_TASK OBJECTIVE:_ Each line holding the word "description" must appear in the answer, copied from the entries.

Saved data entries
--- --- ---
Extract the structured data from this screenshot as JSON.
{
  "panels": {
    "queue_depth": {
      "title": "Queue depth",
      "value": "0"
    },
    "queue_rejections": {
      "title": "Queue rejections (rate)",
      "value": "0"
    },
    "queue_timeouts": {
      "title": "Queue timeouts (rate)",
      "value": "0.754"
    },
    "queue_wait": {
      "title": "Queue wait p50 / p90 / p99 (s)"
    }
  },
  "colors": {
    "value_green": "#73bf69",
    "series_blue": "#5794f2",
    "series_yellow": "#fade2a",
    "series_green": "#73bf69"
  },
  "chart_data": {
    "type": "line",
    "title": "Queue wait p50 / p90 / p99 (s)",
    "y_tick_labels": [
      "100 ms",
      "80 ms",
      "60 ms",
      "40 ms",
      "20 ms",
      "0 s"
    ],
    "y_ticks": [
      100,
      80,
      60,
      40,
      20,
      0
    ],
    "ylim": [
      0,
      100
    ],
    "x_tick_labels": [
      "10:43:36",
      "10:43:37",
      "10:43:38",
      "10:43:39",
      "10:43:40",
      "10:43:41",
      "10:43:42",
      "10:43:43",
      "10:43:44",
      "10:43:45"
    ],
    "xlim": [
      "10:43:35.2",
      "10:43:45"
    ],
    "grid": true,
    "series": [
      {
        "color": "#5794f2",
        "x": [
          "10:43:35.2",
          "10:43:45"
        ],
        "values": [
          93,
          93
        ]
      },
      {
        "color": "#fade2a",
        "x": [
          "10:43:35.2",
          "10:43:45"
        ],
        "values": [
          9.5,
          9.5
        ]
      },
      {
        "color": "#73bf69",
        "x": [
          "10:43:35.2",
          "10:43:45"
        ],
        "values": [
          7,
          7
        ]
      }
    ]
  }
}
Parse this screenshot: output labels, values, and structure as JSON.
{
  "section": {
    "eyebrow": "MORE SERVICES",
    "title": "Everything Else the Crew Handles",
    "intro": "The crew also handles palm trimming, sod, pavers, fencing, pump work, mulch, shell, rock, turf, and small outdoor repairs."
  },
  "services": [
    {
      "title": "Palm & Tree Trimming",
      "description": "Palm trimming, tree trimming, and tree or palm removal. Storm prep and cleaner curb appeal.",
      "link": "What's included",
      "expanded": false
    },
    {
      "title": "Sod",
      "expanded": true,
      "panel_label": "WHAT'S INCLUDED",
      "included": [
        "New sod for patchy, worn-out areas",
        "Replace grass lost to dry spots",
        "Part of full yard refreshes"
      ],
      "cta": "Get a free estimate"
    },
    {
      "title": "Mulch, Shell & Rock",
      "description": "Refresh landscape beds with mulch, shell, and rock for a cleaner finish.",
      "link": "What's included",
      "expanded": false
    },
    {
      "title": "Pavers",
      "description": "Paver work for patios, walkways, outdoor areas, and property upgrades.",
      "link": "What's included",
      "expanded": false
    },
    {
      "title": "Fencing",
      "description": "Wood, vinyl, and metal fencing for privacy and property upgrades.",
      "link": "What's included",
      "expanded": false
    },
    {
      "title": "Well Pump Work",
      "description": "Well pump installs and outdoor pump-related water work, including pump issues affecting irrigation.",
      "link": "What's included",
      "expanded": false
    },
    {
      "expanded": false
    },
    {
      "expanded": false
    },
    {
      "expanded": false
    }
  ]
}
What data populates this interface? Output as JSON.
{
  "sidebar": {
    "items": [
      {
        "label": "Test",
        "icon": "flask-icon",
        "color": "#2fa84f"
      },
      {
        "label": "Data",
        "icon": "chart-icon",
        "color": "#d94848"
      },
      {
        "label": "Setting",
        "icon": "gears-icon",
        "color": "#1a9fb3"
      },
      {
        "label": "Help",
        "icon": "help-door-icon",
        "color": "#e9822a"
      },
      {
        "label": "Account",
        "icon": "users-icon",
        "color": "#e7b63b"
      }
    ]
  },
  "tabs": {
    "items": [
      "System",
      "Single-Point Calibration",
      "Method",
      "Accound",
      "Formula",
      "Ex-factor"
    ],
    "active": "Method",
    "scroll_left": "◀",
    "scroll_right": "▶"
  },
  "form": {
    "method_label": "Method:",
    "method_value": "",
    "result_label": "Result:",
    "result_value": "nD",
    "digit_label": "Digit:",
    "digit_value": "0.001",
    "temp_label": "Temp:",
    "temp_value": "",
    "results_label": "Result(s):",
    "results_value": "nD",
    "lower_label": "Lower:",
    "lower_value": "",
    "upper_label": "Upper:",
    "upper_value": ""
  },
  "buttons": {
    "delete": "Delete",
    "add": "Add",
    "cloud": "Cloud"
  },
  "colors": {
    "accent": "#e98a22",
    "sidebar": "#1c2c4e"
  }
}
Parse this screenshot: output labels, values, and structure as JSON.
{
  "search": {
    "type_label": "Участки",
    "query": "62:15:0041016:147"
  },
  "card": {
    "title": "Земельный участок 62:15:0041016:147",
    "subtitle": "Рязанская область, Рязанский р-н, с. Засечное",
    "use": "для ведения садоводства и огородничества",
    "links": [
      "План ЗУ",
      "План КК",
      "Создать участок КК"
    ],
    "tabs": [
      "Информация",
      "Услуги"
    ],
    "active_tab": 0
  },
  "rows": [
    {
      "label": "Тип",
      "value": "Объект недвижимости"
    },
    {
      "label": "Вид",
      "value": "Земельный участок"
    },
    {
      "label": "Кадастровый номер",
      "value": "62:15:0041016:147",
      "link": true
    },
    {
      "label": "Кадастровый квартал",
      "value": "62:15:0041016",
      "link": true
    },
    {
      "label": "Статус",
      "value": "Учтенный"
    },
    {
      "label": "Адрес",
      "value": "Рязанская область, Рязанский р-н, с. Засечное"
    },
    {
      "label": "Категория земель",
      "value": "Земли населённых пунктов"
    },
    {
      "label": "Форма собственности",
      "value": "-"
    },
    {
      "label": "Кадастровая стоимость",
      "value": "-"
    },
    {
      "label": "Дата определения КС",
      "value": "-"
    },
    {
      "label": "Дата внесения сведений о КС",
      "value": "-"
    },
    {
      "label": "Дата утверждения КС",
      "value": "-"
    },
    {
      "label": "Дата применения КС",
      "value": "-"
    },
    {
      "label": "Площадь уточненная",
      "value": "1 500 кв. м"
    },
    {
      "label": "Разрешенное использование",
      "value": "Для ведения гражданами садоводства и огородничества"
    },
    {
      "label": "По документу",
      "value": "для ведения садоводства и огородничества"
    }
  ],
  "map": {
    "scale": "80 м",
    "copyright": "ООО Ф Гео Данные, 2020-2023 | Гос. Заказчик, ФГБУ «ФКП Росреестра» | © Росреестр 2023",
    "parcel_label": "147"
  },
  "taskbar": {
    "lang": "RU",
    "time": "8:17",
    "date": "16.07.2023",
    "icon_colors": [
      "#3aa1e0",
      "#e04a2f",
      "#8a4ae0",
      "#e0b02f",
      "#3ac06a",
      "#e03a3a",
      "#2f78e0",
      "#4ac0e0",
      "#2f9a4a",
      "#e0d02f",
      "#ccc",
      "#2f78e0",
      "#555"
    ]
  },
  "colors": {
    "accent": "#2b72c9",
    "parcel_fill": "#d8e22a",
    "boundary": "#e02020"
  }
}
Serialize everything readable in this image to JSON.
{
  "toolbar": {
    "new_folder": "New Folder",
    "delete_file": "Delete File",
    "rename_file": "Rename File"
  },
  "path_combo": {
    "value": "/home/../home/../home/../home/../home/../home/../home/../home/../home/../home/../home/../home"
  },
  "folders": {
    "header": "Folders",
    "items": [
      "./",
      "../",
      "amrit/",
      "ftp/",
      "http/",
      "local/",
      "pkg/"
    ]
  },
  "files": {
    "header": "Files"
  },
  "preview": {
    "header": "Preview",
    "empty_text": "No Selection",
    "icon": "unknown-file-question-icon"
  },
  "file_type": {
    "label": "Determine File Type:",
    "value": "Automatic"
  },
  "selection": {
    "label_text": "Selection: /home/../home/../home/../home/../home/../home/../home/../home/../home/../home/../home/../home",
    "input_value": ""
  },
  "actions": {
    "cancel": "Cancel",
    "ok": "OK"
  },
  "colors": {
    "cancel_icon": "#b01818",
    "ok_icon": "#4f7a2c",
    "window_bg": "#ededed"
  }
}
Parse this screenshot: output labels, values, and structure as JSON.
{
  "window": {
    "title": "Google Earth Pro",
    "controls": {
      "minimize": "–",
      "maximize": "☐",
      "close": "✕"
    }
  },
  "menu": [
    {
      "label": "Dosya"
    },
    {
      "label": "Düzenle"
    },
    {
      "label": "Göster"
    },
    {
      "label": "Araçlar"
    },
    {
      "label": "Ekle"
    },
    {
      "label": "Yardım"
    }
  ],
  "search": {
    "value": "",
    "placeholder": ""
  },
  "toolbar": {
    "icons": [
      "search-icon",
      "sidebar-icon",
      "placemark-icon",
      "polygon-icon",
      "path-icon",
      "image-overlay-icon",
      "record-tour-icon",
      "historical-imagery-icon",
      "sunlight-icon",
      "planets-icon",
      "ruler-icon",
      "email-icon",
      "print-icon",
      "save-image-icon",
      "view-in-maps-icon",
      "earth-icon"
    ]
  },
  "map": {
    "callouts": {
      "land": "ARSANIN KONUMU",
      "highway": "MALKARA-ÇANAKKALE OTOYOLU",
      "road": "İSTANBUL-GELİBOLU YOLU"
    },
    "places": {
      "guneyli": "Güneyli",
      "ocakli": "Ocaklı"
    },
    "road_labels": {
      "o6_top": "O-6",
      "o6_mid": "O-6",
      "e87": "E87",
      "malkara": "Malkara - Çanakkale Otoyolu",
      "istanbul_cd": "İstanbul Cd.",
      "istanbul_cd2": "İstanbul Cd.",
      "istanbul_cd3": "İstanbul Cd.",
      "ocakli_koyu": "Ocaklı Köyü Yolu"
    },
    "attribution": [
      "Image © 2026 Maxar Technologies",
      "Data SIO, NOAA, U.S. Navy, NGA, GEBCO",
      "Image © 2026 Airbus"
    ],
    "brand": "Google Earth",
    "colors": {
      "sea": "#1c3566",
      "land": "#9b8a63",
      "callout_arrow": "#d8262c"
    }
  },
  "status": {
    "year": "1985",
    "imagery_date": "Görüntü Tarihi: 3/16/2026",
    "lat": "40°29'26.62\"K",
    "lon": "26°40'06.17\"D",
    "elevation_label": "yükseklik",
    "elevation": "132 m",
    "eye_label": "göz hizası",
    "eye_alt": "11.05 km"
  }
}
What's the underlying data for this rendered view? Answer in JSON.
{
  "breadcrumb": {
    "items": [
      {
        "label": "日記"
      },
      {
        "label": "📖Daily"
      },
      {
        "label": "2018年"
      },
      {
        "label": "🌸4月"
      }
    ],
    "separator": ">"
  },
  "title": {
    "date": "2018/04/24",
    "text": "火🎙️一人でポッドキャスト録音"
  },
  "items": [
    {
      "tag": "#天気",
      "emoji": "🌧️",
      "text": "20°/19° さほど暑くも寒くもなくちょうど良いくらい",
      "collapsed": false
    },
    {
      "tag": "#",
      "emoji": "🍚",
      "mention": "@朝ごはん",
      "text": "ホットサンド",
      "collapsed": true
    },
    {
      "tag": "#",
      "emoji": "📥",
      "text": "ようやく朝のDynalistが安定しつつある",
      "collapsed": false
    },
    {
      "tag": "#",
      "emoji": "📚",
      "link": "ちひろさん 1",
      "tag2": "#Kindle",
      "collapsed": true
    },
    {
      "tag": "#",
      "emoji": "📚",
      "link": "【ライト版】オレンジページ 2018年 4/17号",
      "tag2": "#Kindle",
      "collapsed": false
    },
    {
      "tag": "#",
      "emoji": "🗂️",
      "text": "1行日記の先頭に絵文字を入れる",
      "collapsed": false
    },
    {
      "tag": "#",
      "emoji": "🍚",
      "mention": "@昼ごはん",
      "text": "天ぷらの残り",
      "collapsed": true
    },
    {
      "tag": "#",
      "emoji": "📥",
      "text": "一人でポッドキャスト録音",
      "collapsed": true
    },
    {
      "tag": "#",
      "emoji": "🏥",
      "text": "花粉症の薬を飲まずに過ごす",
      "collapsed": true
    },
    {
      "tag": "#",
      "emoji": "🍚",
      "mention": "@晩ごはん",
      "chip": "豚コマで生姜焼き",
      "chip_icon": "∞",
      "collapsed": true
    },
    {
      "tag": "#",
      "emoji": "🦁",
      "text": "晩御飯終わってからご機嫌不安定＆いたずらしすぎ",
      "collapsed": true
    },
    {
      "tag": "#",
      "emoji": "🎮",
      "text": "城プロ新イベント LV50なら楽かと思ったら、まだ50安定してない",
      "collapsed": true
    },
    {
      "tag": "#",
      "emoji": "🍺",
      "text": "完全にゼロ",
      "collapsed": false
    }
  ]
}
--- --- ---
_FINISHED TASK:_
      "description": "Palm trimming, tree trimming, and tree or palm removal. Storm prep and cleaner curb appeal.",
      "description": "Refresh landscape beds with mulch, shell, and rock for a cleaner finish.",
      "description": "Paver work for patios, walkways, outdoor areas, and property upgrades.",
      "description": "Wood, vinyl, and metal fencing for privacy and property upgrades.",
      "description": "Well pump installs and outdoor pump-related water work, including pump issues affecting irrigation.",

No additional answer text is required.